Rybakina, the 21st seed, powered past Serena Williams on Sunday for a straight-sets win that put her in her first Grand Slam singles quarterfinal. The 21-year-old has found success mostly on hardcourts in the past, but she has used flat baseline shots to push opponents around the clay courts of Roland Garros.

Pavlyuchenkova, the 31st seed, upset two Belarusian players, Aryna Sabalenka and Victoria Azarenka, in three-set matches on her way to the quarterfinals. Pavlyuchenkova, 29, won two junior Grand Slam titles, but she has never advanced past the quarterfinals of a major event. On Tuesday, in her seventh attempt, she has to hope that her experience will let her outlast her doubles partner.

Court PhilipPe-Chatrier | 10 a.m.

Alexander Zverev vs. Alejandro Davidovich Fokina

Alexander Zverev, the sixth seed, started the tournament by dropping the first two sets rather quickly before clawing back and losing only four more games on his way to the victory. The 24-year-old German then won each of the next matches in straight sets, but he looked convincing only in his fourth-round dismantling of Kei Nishikori. With two previous French Open quarterfinals under his belt, Zverev will be hoping to draw on his experience.

Alejandro Davidovich Fokina, ranked No. 46, has reached his first Grand Slam quarterfinal after a grueling gauntlet of matches. The 22-year-old Spaniard went to five sets in his second- and third-round matches, and four sets in his round-of-16 slog against Federico Delbonis. Fokina’s aggressive style has put opponents on shaky ground, and it will be interesting to see if he can unsettle a top-10 player with that approach.

Stefanos Tsitsipas returned the ball during his fourth-round match.Credit…Anne-Christine Poujoulat/Agence France-Presse — Getty Images

Court PhilipPe-Chatrier | 3 p.m.

Stefanos Tsitsipas vs. Daniil Medvedev

Stefanos Tsitsipas, the fifth seed, has lost only one set so far, in the third round against the hard-serving John Isner. The 22-year-old Greek has reached three major semifinals, including at the French Open last year.

Daniil Medvedev, the second seed, was knocked out in the first round of the French Open in each of the past four years, but he has lost only one set on the way to the quarterfinals. The 25-year-old Russian appears to have made peace with his least favorite surface, leaning into the strengths that make him such a fearsome opponent on hard courts.

Although Medvedev has won six of his previous seven matches on tour against Tsitsipas, only one of those matches was on clay, where Tsitsipas is generally favored. The quarterfinal between these two young stars should be full of shifting dynamics because Medvedev and Tsitsipas tend to spar with the variety of their shots rather than try to overpower each other.

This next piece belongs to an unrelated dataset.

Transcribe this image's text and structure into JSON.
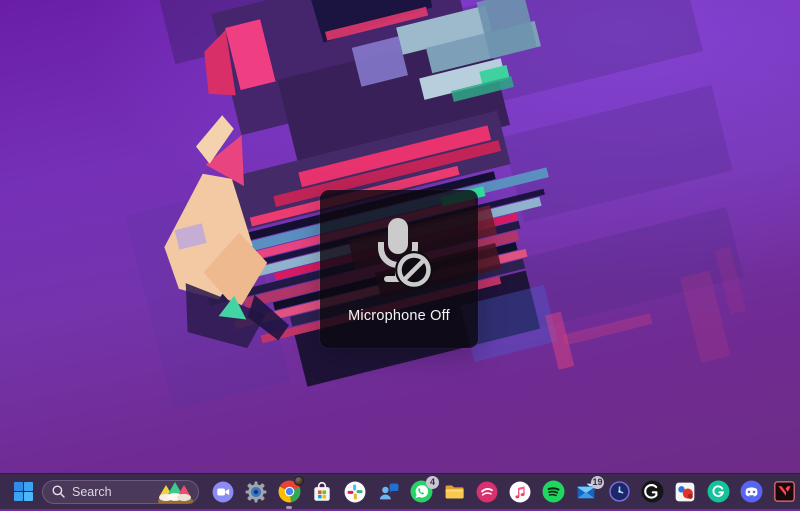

Here are a few more matches to keep an eye on.

Karolina Pliskova/Kristyna Pliskova vs. Katerina Siniakova/Barbora Krejcikova; Court Simonne-Mathieu, 6 a.m.

Wesley Koolhof/Demi Schuurs vs. Aslan Karatsev/Elena Vesnina; Court Simonne-Mathieu, 10 a.m.